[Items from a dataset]
▼▼▼
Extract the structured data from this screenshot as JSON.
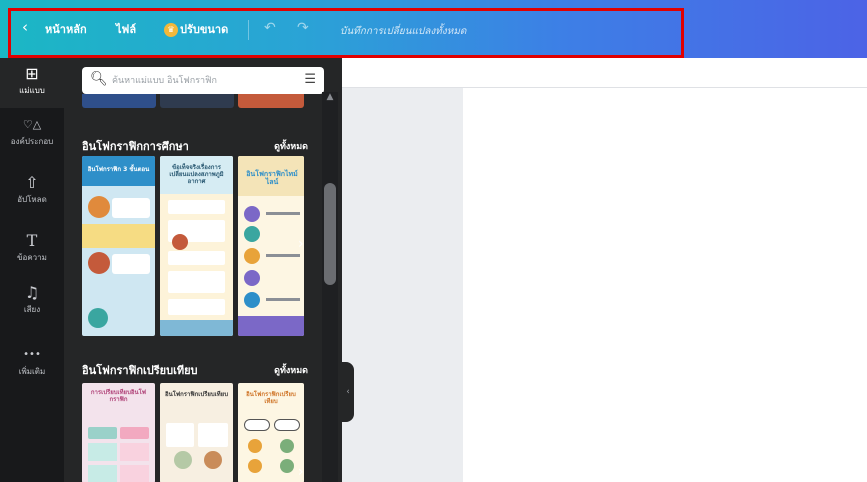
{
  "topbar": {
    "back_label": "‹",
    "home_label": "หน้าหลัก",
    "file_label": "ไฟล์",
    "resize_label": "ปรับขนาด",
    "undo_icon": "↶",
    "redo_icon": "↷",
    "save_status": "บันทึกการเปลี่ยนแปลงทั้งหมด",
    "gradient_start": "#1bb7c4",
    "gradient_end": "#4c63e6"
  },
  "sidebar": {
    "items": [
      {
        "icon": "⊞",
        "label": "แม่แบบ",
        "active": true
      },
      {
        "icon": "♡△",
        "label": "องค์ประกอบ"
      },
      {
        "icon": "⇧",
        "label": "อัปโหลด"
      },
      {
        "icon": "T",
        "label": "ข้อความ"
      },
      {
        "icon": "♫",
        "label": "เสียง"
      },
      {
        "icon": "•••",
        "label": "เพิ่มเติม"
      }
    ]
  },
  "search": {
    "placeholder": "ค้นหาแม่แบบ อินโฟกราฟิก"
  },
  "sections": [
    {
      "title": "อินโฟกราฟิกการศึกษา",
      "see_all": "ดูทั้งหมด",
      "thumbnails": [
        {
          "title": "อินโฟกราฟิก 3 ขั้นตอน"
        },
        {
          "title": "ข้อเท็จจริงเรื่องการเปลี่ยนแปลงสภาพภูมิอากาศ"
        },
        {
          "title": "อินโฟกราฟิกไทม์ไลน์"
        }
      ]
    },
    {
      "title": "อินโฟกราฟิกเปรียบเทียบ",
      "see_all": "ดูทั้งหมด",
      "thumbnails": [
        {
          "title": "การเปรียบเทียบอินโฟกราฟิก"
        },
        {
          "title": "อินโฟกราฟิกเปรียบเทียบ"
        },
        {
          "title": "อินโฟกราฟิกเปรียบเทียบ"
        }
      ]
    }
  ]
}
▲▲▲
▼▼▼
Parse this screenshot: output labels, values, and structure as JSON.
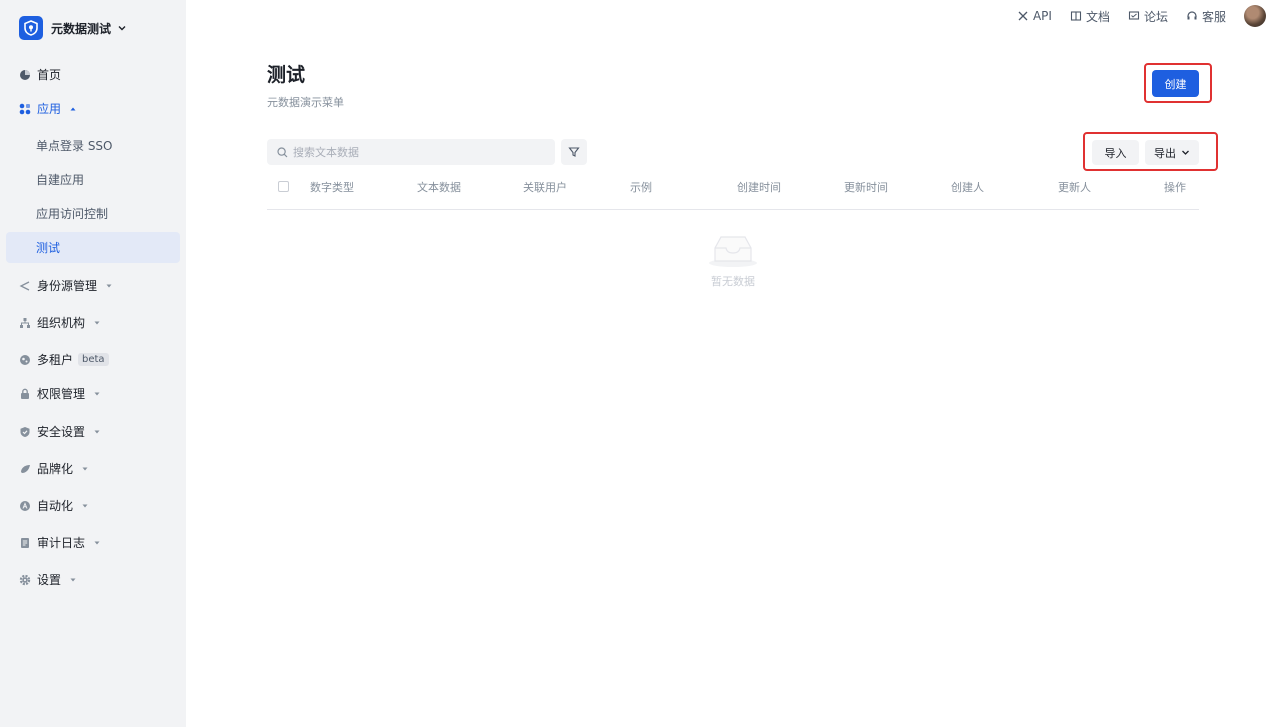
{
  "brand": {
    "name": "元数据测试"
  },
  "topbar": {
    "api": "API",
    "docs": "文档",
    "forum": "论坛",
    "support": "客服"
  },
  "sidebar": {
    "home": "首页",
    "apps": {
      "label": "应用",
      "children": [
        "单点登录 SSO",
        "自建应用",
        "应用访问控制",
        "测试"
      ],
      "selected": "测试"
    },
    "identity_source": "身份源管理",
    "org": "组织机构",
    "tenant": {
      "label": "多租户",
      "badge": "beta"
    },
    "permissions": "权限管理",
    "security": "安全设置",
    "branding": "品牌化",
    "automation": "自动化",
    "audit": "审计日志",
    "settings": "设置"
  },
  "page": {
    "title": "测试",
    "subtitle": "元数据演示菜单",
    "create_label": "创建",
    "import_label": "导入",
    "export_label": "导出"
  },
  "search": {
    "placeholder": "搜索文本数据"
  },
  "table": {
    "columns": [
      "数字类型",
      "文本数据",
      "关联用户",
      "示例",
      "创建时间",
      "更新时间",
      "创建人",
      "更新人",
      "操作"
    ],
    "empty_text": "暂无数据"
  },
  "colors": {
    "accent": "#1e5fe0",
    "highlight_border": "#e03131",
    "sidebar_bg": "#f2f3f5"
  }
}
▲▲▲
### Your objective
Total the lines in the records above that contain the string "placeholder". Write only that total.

### Exercise response
2